Historic Macon to build park across from quadplex in Shirley Hills


This overgrown spot could house a new park built by Historic Macon pending government approval.

The intersection of Boulevard and Briarcliff Road is surprisingly quiet for a road so close to Gray Highway. A basketball hoop sits in the street, the tattered net resembling the condition of some of the old homes that surround it.

An old basketball goal sits in the street where kids usually have to play in this part of Shirley Hills.

This area lies on the edge of Shirley Hills, separate from many of the valuable houses that make up the neighborhood. This spot is home to many families in Macon with children that play in the street because they feel they have nowhere else to go. One section of overgrown land on the block, however, could change that in a big way.

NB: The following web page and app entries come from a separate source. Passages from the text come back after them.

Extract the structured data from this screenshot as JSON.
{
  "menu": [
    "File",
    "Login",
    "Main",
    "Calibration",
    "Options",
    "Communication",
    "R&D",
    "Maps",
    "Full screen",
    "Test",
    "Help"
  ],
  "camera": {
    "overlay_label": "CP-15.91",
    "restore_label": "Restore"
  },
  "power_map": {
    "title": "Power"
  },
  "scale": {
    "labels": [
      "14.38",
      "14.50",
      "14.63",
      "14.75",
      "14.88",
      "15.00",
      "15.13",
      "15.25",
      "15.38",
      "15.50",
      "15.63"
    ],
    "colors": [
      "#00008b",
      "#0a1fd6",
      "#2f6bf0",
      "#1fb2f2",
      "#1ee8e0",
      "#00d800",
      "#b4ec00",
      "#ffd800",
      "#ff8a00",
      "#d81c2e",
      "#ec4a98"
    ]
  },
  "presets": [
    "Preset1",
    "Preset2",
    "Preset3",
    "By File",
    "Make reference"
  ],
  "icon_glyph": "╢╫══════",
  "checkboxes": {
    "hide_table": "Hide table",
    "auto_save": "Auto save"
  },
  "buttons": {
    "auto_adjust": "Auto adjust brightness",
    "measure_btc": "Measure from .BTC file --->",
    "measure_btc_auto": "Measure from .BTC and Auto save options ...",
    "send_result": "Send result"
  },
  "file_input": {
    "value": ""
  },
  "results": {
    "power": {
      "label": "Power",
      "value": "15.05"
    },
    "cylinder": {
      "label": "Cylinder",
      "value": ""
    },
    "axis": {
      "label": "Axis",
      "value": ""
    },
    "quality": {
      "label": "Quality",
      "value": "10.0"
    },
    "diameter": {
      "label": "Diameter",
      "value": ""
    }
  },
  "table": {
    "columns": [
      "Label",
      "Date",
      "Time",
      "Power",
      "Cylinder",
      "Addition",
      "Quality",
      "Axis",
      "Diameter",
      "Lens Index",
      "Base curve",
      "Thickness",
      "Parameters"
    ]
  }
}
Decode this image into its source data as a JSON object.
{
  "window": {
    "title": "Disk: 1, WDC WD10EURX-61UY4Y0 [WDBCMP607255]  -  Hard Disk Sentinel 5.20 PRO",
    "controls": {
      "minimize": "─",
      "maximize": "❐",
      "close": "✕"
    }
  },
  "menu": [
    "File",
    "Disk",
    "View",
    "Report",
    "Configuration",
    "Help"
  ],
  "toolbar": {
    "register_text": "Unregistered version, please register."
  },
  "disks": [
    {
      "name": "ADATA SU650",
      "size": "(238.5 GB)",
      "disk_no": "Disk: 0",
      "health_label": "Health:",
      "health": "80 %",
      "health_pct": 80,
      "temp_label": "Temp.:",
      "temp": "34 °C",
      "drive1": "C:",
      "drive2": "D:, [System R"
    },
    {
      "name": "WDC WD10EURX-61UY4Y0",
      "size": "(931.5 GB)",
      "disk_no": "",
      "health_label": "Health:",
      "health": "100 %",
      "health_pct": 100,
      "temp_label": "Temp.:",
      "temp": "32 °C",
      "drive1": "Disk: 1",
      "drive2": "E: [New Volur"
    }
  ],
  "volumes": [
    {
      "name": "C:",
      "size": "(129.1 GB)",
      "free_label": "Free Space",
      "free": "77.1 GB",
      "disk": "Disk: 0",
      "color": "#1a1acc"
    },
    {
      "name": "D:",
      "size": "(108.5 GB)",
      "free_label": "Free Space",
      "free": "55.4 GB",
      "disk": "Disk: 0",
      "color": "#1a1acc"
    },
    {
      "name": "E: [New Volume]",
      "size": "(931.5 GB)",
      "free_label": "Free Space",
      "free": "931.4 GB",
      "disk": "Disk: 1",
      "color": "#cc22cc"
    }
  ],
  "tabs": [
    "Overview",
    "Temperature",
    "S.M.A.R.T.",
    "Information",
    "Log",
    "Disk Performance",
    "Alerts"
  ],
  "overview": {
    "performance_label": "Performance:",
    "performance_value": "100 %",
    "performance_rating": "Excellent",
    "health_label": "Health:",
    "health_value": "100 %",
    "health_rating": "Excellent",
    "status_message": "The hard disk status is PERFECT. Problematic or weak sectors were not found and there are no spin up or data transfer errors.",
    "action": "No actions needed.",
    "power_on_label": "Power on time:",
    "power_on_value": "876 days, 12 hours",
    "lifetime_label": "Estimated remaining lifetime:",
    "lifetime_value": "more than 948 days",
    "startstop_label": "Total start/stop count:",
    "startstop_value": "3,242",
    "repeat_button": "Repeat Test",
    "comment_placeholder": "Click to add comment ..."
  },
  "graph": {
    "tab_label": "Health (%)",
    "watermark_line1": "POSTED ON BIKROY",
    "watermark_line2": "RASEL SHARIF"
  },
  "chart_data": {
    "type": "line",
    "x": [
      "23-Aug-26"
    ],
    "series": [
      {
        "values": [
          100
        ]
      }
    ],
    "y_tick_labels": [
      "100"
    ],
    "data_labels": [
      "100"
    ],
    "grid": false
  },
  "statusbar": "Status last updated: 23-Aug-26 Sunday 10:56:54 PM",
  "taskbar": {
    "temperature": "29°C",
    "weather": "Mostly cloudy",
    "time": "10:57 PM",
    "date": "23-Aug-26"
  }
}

Historic Macon plans to renovate the land at the intersection into a public park with a basketball goal and rest area for the Shirley Hills neighborhood. The park will be directly across from a quadplex that is being renovated into affordable housing by Historic Macon. 

“It would be great to have it right across the street,” said Chrissy Williams, a resident who lives directly across from where the park will be built. “I have a 7 year-old son. He’s autistic. It would be great to just be able to sit on the porch and watch him,” she said.

Williams and fellow Shirley Hills resident Charlene Moore weren’t aware of the park until told about it by The Macon Newsroom, but were positive about the work done in the area by Historic Macon.

“It’s all good, what they doing,” said Moore, who also lives just across from the potential park space. Moore thought Historic Macon’s work on the neighboring quadplex was good, so the park was a welcome surprise for her. “It’ll be good if they build a park too. That’s good,” she said.

Though the plans for the park are not finalized, Historic Macon asked for permission to use the land from Macon-Bibb County in a recent commission meeting. The park will give kids and families a safe place to play and, crucially, a new basketball goal away from the road according to Historic Macon.

“My son doesn’t play basketball but other kids do up there,” Williams said of the old hoop just up the road from where the park will be. “It’ll be cool.”

Both projects are part of Historic Macon’s efforts to help improve Shirley Hills. The process differs from the organization’s other work, according to Executive Director Ethiel Garlington.

“A lot of neighborhoods don’t need that full push,” Garlington said. “What they need is some strategic investment, some improvements, and just some love. We saw that at the intersection of Briarcliff and Boulevard.”

Historic Macon is not new to the area, as they have worked in Shirley Hills and the nearby North Highlands neighborhood in the past. The idea sprouted when Historic Macon learned about the vacant land and Macon-Bibb County claimed it in 2020. The organization looked at issues in the space surrounding the overgrown lot to decide if it could be used.

“As we’re working over there, we’re learning more about the neighborhood and we’re learning more about what the neighborhood needs. We all recognize this big piece of land right there,” Garlington said. “So we asked people in the community, you know, what places are important, what places are special to you, and this piece of land was tagged on this map.”

The piece of land, donated to Macon-Bibb County by Senator A.O. Bacon back in 1905, could not be used until it was claimed by the government. Former Mayor Robert Reichert and the commission claimed the land in November of 2020, leading to the potential for renovation by Historic Macon.

Historic Macon is renovating this quadplex directly across the street from where the park would be built.

Shirley Hills resident and Historic Macon board member Steven Fulbright doesn’t live across from where the park will be built but still feels the impact in the neighborhood.

“It’s very exciting because it’s up and coming, the mix is changing,” Fulbright said. “The most important thing is that it’s a communal space, that’s a space where everyone goes to commune with each other… I drive past that quadplex, too, and it’s really nice to see the progress on it.”

The park plans await approval in the coming months according to Historic Macon.